I always wonder about this kind of stuff. Sofia Vergara is everywhere right now — she’s by far the top-earning actress on television (she was actually the top-earning person on TV last year, ahead of Ashton Kutcher), she’s got the advertising world around her finger (and only somewhat because she’s bilingual), and she’s on one of the 15-or-so highest-rated shows on TV. You would think that she’d be a prime candidate to flip over to more starring film roles — in that Ad Age article, there’s a note about how the Hispanic market could represent $1.3 trillion in entertainment advertising across the next 10-15 years, for example. George Clooney was a beautiful person and made the jump from TV to films. Tom Hanks is less beautiful (more affable) and did the same. Katherine Heigl’s career has flatlined a bit, but she made the transition successfully in parts (comparing her and Vergara is essentially like apples and oranges, but it was a recent example). Jennifer Lopez, who many would contextually associate with Vergara, was on TV (theoretically) as a Fly Girl and now has an empire and endorsements only slightly behind the Modern Family star.
Vergara has Chef (a Jon Favreau movie) and Heat (a Jason Statham movie) coming up; her character’s name in the latter is “D.D.” (think DD), which leads me to believe it could be a throw-away sexpot role, which is what she seemed to be cast in for Machete Kills (I didn’t actually see that movie). Otherwise she’s been in The Smurfs and New Year’s Eve, best I can recall. Could she top-line a rom-com? She’s on a sitcom and she’s attractive and gets a lot of attention from brands; the idea of her “playing in Peoria” seems to be less of a concern these days. I’d rather watch her stomp around for 82 minutes than Rachel McAdams or Elizabeth Banks, if I had my personal druthers; I assume other men would probably say the same — and one concern on the rom-com front has always been getting men in the door.
There is a current belief that television, not movies, is the best place for women in Hollywood these days:
“Because you’re allowed,” she says. “You’re allowed to make things for women on television and there’s not like … you don’t have to go through the humiliation of having made something directed at women. There it’s just accepted, whereas if it’s a feature, it’s like ‘So, talk to me about chick flicks.’”
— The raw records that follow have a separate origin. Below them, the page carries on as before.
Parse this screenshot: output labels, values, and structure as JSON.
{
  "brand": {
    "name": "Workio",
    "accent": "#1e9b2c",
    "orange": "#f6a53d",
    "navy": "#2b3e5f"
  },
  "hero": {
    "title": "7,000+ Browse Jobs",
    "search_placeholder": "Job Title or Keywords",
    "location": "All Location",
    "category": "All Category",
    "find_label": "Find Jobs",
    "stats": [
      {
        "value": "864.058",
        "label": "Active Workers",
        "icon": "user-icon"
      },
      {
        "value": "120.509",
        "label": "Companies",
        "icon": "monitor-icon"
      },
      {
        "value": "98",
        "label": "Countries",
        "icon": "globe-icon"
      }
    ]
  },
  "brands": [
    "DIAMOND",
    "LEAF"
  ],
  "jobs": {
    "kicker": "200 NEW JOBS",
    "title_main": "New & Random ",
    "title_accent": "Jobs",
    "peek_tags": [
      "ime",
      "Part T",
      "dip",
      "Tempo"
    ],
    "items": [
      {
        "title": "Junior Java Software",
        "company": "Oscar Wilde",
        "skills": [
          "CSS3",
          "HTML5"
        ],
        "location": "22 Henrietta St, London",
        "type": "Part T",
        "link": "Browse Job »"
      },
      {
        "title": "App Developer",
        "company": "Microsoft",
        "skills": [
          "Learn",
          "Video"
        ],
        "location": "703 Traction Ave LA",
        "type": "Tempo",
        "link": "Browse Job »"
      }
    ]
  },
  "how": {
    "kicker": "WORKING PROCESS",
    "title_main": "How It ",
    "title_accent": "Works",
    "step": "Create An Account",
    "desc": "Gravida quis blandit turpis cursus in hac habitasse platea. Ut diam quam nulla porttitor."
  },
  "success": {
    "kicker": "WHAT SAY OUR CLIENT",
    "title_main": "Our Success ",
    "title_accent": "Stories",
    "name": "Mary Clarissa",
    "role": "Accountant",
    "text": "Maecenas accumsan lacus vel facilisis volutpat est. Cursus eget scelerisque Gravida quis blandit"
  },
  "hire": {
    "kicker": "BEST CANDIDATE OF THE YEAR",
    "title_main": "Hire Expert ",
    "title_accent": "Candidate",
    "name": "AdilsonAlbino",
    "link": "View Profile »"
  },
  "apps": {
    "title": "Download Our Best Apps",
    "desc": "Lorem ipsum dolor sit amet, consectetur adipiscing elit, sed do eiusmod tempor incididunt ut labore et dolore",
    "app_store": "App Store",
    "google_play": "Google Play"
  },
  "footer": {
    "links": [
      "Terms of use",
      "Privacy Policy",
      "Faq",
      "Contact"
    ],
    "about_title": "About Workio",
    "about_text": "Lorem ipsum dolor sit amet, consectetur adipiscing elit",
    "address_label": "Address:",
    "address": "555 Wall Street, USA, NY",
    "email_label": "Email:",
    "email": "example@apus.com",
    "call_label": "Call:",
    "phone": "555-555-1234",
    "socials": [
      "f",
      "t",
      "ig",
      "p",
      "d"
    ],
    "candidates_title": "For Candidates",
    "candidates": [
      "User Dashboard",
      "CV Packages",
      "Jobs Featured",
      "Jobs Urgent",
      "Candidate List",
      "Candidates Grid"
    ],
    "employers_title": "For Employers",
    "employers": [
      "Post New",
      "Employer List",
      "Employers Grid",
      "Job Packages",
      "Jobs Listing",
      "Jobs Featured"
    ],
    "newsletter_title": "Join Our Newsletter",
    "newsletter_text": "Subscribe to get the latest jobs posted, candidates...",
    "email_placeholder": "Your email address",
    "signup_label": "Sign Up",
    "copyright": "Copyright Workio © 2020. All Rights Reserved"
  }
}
That seemingly contradicts my previous idea, but I still wonder — is the issue that when Vergara is approached about doing films, all the slack-jawed dudes in LA want to sexualize her in a PG-13/R way as opposed to giving her some legit material? Or is it the old “TV is TV, movies are movies” stigma? (Johnny Depp did a little thing called 21 Jump Street back when, and Leo did a little thing called Growing Pains.) Maybe it’s all a gender double standard. Maybe she doesn’t hop into movies because of her fiancee’s impending political future. Or maybe she just likes to work a full year on Modern Family and then head to Greece, France, Mexico and South America with her time off. Whatever it is, though, I hope some young scribe out there has an idea for a rom-com (or even ensemble comedy) with a wise-cracking hot Latina. Seeing what numbers a Vergara-driven movie could post on ‘the big screen’ would be interesting.